* Goal of the exercise
Every line below that holds "from" must be copied.

Data shown: Begin

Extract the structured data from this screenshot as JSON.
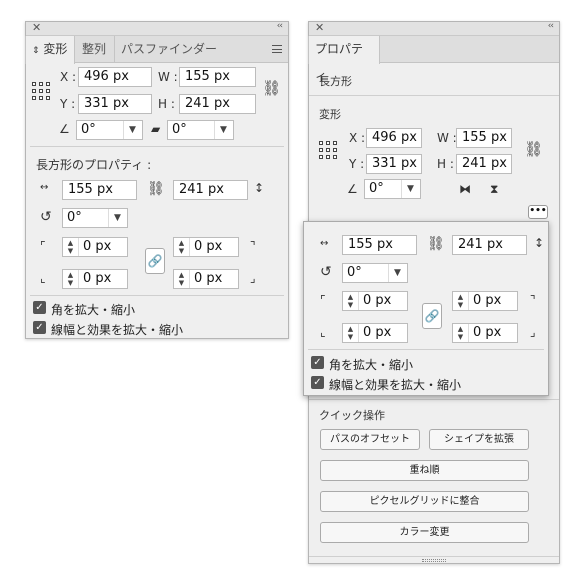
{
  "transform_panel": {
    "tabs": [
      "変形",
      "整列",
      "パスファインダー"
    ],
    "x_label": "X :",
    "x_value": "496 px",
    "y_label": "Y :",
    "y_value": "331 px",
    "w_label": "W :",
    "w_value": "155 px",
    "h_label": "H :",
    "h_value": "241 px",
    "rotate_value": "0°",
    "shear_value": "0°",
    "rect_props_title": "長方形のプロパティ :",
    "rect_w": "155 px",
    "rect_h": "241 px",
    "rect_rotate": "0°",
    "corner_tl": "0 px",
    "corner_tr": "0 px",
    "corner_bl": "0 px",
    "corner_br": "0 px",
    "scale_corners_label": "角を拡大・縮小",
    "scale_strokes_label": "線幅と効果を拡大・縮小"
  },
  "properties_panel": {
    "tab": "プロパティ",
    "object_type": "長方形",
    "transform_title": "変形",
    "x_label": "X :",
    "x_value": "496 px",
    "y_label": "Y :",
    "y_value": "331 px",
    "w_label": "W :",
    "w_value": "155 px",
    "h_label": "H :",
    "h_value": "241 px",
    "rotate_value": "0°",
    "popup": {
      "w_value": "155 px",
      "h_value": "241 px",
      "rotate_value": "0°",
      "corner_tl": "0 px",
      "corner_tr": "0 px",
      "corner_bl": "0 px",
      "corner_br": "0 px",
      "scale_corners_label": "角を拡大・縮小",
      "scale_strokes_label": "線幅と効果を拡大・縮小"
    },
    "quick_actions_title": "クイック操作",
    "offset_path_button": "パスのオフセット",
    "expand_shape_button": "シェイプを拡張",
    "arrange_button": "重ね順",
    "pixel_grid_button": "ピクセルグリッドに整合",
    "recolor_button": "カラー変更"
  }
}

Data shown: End
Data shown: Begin

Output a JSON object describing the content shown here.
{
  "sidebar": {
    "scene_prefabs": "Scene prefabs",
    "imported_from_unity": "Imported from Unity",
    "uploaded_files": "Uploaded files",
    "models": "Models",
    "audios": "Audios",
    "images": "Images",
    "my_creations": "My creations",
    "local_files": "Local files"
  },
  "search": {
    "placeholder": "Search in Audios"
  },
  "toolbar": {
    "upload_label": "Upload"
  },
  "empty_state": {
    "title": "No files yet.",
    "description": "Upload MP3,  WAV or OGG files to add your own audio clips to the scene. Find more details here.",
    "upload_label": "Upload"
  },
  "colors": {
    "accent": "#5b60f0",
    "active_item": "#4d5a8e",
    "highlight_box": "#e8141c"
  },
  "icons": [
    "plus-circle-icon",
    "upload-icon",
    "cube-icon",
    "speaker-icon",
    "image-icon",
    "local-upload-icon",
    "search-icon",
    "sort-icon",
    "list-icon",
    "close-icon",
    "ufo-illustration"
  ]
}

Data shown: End
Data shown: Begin

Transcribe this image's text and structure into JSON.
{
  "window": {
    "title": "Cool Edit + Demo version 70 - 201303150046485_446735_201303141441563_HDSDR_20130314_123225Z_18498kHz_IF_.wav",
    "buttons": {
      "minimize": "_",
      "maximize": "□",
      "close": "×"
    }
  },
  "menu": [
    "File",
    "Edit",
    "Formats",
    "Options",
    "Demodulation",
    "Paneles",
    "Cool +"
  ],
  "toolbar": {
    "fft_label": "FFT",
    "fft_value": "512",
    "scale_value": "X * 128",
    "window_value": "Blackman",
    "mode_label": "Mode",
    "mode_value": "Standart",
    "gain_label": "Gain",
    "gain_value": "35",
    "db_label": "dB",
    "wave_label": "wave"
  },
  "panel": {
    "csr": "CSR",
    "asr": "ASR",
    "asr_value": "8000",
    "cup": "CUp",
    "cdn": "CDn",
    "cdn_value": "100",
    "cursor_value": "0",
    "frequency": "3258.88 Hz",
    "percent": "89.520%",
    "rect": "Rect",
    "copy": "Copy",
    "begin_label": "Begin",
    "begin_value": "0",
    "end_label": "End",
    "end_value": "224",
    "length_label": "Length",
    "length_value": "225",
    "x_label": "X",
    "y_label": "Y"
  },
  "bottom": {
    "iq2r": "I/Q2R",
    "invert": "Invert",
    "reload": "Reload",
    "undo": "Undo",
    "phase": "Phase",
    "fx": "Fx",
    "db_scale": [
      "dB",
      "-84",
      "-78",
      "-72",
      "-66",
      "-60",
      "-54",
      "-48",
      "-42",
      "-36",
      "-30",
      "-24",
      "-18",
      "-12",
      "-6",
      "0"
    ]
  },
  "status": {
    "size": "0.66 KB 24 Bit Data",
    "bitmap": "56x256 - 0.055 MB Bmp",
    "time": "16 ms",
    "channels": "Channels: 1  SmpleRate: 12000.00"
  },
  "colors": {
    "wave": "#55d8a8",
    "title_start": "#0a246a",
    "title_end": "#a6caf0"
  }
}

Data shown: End

* The answer
Extract the structured data from this screenshot as JSON.
    "imported_from_unity": "Imported from Unity",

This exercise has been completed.